Candice McCool and husband James knew that her pregnancy with daughter Logan was considered high risk, but they weren’t expecting an ultrasound at week 17 to reveal a problem, much less a serious diagnosis. During the anatomy scan, her doctor noticed that Logan’s head was a little abnormally shaped. Further tests revealed it was spina bifida. “Not only was she diagnosed with spina bifida, but she had the most severe form, myelomeningocele, which meant her back was completely open and nerves were exposed,” Candice said.
Candice was referred to the University of Alabama at Birmingham (UAB) Division of Maternal-Fetal Medicine, where she also met with doctors at Children’s of Alabama. “Children’s is great about having a plan before birth and the hospital’s Spina Bifida Clinic is amazing,” Candice said. “They helped us feel more prepared for Logan’s birth.”
In addition to having spina bifida, Logan was born with hydrocephalus, scoliosis, Chiari malformation type 2 and bilateral clubfoot. The day after her birth, Logan was transferred to Children’s to start treatment. She underwent surgery to close the opening, which was so large that it required a plastic surgeon. “She ended up being in the hospital for about 35 days for her post-surgical care and then they let us go from the NICU to a step down unit for the last five days until her incision site healed enough for us to care for her at home,” Candice said.
In the step down unit, the McCools were taught how to catheterize Logan and stretch her legs. “We were also taught the signs and symptoms of hydrocephalus, that if not resolved with her ETV-CPC surgery, would require us to return to the hospital for a VP shunt, which she ultimately wound up needing,” Candice said. “The nurses were great in letting us step in and help and making sure we got all the info we needed.”
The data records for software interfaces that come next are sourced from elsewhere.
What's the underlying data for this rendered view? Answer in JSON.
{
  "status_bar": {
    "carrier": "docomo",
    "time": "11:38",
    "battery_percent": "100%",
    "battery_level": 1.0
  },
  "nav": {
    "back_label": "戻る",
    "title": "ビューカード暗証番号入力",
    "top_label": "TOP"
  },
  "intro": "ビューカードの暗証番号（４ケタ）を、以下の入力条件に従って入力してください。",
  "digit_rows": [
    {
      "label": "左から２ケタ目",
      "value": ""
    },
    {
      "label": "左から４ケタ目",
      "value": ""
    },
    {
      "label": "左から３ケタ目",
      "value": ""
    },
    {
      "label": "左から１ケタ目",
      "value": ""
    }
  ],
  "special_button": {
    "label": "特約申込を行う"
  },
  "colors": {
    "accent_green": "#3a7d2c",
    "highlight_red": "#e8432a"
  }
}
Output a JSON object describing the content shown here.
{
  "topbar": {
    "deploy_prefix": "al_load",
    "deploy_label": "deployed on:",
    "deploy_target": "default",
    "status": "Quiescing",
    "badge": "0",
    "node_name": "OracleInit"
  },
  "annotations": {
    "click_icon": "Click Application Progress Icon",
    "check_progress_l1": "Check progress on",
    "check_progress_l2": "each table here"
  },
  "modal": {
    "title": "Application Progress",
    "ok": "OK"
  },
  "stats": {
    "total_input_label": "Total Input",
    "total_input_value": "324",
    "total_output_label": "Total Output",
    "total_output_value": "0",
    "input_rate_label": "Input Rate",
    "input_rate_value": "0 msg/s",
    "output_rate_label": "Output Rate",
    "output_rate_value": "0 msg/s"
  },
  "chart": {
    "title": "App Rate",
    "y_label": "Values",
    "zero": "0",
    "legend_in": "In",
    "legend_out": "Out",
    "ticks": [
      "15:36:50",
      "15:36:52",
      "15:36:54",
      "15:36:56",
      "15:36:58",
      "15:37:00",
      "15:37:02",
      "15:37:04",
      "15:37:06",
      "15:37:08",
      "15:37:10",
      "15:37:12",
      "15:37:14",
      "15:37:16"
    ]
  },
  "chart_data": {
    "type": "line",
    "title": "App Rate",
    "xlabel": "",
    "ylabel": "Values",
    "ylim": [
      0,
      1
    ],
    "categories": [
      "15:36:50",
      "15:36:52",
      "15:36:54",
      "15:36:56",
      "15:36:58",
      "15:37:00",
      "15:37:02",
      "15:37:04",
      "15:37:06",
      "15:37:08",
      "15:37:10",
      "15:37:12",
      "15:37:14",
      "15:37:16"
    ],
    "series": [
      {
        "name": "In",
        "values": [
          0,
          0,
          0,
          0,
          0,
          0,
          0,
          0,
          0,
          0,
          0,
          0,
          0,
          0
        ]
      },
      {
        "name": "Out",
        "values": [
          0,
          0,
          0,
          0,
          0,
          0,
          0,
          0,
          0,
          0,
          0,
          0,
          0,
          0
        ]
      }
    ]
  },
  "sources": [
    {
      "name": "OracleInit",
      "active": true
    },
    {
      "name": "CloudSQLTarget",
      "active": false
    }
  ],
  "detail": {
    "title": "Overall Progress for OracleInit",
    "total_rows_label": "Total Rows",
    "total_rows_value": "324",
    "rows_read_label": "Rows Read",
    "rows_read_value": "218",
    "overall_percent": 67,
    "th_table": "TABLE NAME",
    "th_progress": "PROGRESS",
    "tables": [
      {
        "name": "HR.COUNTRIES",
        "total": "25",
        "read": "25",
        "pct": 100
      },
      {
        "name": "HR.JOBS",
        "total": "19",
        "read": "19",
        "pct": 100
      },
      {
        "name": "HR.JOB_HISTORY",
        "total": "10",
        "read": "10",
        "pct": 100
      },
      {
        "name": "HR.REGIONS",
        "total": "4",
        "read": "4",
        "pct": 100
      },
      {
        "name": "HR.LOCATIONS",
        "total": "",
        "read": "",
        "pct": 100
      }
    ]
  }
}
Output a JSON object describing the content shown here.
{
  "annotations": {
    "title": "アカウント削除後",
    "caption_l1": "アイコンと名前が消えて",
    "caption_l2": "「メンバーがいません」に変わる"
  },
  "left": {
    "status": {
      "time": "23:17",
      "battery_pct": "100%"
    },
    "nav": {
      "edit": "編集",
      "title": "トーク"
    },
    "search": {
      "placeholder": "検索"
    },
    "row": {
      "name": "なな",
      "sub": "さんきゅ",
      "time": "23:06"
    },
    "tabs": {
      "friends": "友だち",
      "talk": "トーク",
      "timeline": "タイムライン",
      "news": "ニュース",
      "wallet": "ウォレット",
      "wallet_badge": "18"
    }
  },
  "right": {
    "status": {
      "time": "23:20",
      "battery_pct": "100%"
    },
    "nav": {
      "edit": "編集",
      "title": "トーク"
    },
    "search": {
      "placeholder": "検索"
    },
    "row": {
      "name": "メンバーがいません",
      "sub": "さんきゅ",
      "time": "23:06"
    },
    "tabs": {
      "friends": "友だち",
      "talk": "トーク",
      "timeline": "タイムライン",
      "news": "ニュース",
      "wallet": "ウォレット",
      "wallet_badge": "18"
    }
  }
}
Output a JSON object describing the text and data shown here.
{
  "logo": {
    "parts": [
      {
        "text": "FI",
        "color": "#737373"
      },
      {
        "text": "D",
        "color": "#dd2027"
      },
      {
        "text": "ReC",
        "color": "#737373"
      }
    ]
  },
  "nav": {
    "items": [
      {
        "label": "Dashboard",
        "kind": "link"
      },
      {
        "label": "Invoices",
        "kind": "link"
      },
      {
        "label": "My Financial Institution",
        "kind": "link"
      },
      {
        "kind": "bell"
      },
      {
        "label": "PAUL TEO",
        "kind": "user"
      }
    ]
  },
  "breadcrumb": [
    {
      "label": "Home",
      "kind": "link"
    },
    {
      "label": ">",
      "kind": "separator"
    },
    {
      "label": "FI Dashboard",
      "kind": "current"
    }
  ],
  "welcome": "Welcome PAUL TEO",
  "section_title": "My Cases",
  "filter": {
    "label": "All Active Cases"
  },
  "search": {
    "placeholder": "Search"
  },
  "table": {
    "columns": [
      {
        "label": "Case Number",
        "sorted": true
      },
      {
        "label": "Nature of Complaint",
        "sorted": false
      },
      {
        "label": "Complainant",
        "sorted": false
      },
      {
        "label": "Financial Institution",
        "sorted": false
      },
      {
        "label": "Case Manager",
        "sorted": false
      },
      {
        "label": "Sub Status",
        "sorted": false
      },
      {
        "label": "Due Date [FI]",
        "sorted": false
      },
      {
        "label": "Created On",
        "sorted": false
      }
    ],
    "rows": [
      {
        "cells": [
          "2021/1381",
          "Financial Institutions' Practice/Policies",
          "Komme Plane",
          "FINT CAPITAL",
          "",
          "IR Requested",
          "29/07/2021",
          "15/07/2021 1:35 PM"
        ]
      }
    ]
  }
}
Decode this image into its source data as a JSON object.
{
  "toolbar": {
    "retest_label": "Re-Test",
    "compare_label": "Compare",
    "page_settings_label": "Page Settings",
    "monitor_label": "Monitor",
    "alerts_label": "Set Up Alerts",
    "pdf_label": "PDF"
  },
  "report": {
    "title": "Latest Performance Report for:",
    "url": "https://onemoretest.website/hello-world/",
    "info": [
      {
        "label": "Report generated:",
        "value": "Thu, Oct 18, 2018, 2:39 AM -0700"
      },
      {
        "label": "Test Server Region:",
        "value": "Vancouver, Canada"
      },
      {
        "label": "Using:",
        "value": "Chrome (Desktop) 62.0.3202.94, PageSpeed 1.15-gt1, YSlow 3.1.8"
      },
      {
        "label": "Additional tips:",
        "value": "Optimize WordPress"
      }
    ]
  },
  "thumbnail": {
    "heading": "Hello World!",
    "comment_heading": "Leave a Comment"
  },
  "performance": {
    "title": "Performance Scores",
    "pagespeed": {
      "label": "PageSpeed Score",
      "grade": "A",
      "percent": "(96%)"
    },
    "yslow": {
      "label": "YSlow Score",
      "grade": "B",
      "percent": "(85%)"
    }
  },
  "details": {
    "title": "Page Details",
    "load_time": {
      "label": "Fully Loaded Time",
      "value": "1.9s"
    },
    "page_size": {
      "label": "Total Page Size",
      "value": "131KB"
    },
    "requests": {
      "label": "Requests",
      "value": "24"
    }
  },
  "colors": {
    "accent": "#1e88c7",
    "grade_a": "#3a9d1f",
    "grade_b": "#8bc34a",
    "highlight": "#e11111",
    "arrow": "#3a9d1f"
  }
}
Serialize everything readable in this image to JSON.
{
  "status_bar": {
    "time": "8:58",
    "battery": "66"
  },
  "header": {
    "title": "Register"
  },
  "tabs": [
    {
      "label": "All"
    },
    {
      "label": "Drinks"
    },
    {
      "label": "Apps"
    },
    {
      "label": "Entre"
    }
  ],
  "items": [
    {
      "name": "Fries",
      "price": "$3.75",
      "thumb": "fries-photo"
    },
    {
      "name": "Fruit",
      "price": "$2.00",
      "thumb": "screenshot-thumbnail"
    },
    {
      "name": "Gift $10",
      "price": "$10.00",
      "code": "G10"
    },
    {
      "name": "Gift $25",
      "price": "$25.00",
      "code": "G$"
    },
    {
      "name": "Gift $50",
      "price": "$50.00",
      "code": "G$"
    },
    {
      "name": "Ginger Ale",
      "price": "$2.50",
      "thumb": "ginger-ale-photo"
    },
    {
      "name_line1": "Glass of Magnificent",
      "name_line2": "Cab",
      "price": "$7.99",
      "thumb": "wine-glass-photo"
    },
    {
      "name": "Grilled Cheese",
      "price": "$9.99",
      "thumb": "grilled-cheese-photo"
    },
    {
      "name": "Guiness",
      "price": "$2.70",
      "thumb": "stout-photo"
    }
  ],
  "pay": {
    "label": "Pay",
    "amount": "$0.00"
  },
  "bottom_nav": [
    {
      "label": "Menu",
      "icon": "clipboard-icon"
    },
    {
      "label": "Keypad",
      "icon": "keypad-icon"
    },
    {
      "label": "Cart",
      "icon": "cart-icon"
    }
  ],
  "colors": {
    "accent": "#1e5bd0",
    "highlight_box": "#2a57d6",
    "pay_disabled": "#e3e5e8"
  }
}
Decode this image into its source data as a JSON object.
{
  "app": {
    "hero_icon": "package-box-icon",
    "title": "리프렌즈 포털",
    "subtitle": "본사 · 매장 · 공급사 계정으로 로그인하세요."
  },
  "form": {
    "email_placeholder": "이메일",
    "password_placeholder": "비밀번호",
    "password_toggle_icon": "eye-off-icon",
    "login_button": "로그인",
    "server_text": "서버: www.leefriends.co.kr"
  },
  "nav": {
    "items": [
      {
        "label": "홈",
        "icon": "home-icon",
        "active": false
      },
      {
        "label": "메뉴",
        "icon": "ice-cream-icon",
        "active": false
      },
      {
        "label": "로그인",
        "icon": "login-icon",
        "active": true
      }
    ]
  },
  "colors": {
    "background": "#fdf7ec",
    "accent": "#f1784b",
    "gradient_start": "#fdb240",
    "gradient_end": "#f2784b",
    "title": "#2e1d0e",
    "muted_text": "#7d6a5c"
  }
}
Once home, Logan has thrived. Though Logan is a full-time wheelchair user, she stands up at a table wearing hip, knee, ankle, and foot orthotics (HKAFOs). She is working with a physical therapist to try walking in the HKAFOs. “She is actually performing better than doctors originally thought she would as far as function in her lower extremities,” Candice said. “So far she has no cognitive deficits, so we’ve even let her go ahead and start preschool.”
Logan continues to visit Children’s Spina Bifida Clinic twice a year. During her appointments, doctors monitor her progress and catch any potential problems. “I very much appreciate how the doctors at Children’s stay on top of everything,” Candice said. “Every time we go, they are checking everything so that if something is wrong, it’s caught quickly. The Spina Bifida Clinic also makes it easy on us in that we can see all of her doctors in one day rather than having to make multiple visits. It means a lot that they care enough to not only take such good care of her, but to also make the process as easy on us as possible.”